“Black Agitators Blamed for Riot.” Tulsa Daily World. June 6 1921. 

Du Bois, W.E.B. The Negro in Business: Report of a Social Study Made Under the Direction of Atlanta University. 1899. 

Du Bois, W.E.B. The Souls of Black Folk. 1903. 

“Mistaken Negro Leadership.” Tulsa Tribune. June 6 1920. 

“Oklahoma Honored With Presence of World’s Greatest Living Negro.” Tulsa Star. Aug. 19 1914. 

“Oklahoma Makes Good to the National League.” Tulsa Star. Aug. 29 1914. 

“Review of Regional Meeting: NAACP Conference at Boley.” Black Dispatch. April 1 1921. 

“Schools in the South Worse Than They Were 10 Years Ago.” Baltimore Afro-American. June 25 1910. 

Washington, Booker T. and W.E.B. Du Bois. The Negro in the South: His Economic Progress in Relation to His Moral and Religious Development. 1907. 
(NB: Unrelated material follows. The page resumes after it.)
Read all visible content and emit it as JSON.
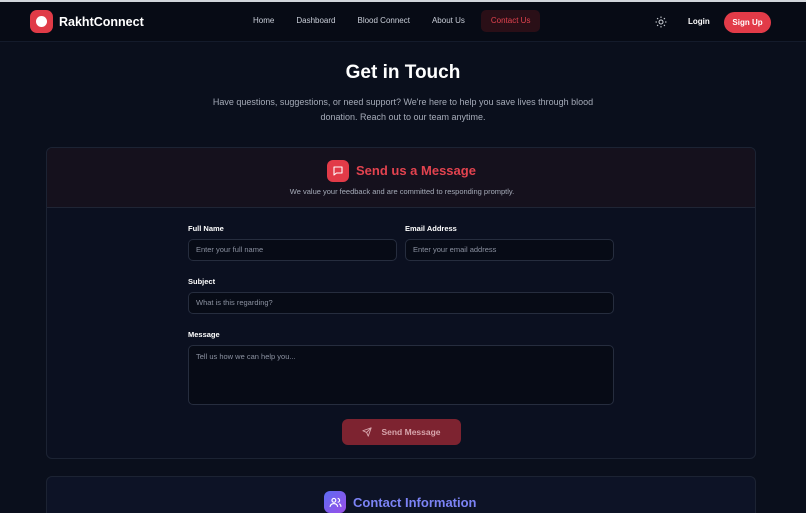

Washington, Booker T. Up From Slavery. 1901. 

Washington, Booker T. The Negro in Business. 1907.